(Page and application data records)
[Start of section]

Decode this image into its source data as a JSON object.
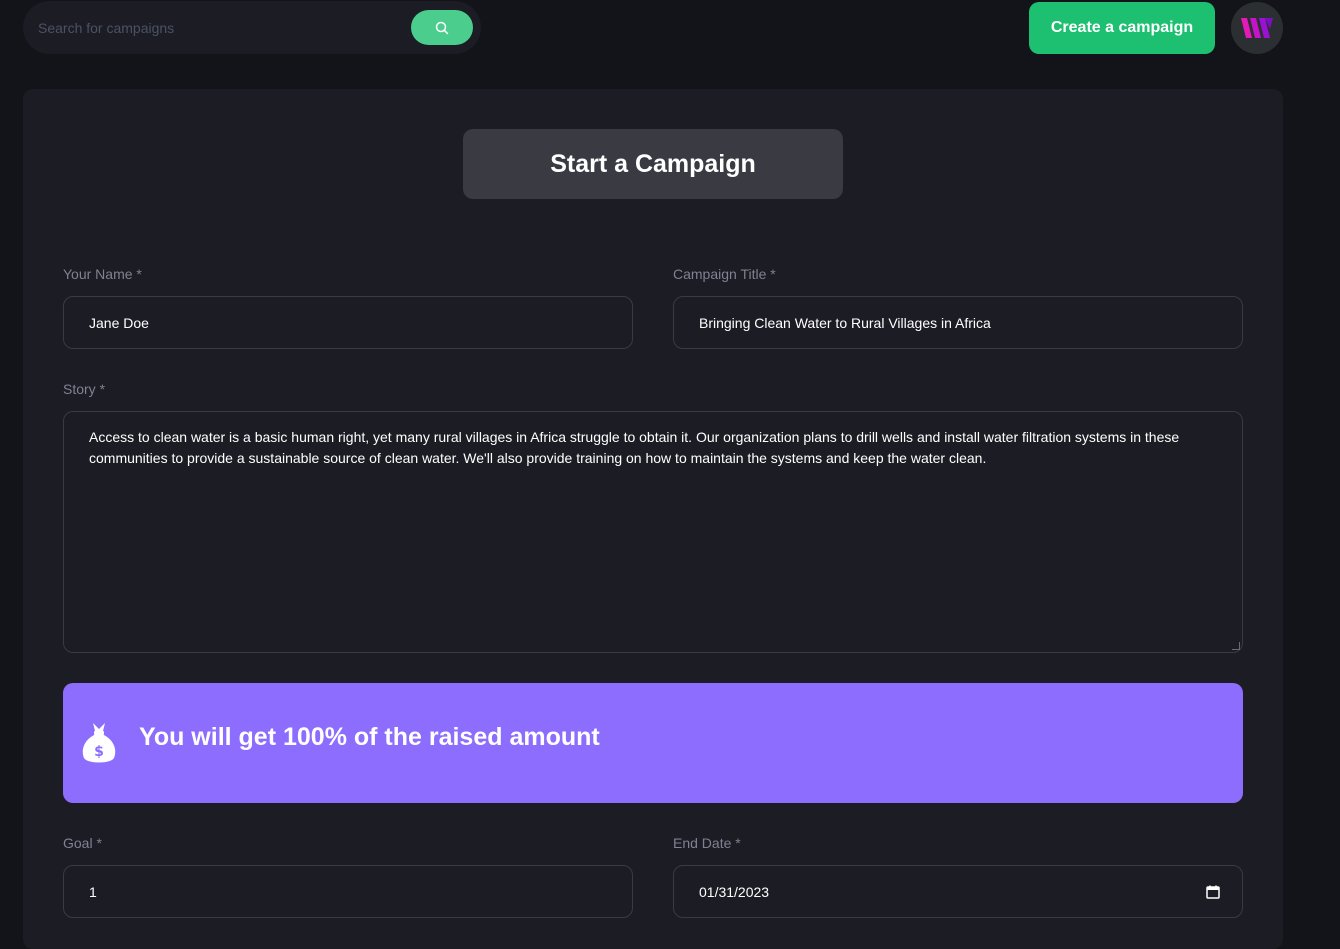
{
  "header": {
    "search_placeholder": "Search for campaigns",
    "create_button_label": "Create a campaign",
    "accent_color": "#1dc071",
    "search_button_color": "#4acd8d"
  },
  "form": {
    "title": "Start a Campaign",
    "name_label": "Your Name *",
    "name_value": "Jane Doe",
    "campaign_title_label": "Campaign Title *",
    "campaign_title_value": "Bringing Clean Water to Rural Villages in Africa",
    "story_label": "Story *",
    "story_value": "Access to clean water is a basic human right, yet many rural villages in Africa struggle to obtain it. Our organization plans to drill wells and install water filtration systems in these communities to provide a sustainable source of clean water. We'll also provide training on how to maintain the systems and keep the water clean.",
    "banner_text": "You will get 100% of the raised amount",
    "banner_color": "#8c6dfd",
    "goal_label": "Goal *",
    "goal_value": "1",
    "end_date_label": "End Date *",
    "end_date_value": "01/31/2023"
  },
  "icons": {
    "search": "search-icon",
    "logo": "logo-icon",
    "money_bag": "money-bag-icon",
    "calendar": "calendar-icon"
  }
}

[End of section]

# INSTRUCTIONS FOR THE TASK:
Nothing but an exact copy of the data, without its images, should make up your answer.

# RESPONSE FOR THIS EXERCISE:
Decode this image into its source data as a JSON object.
{
  "header": {
    "search_placeholder": "Search for campaigns",
    "create_button_label": "Create a campaign",
    "accent_color": "#1dc071",
    "search_button_color": "#4acd8d"
  },
  "form": {
    "title": "Start a Campaign",
    "name_label": "Your Name *",
    "name_value": "Jane Doe",
    "campaign_title_label": "Campaign Title *",
    "campaign_title_value": "Bringing Clean Water to Rural Villages in Africa",
    "story_label": "Story *",
    "story_value": "Access to clean water is a basic human right, yet many rural villages in Africa struggle to obtain it. Our organization plans to drill wells and install water filtration systems in these communities to provide a sustainable source of clean water. We'll also provide training on how to maintain the systems and keep the water clean.",
    "banner_text": "You will get 100% of the raised amount",
    "banner_color": "#8c6dfd",
    "goal_label": "Goal *",
    "goal_value": "1",
    "end_date_label": "End Date *",
    "end_date_value": "01/31/2023"
  },
  "icons": {
    "search": "search-icon",
    "logo": "logo-icon",
    "money_bag": "money-bag-icon",
    "calendar": "calendar-icon"
  }
}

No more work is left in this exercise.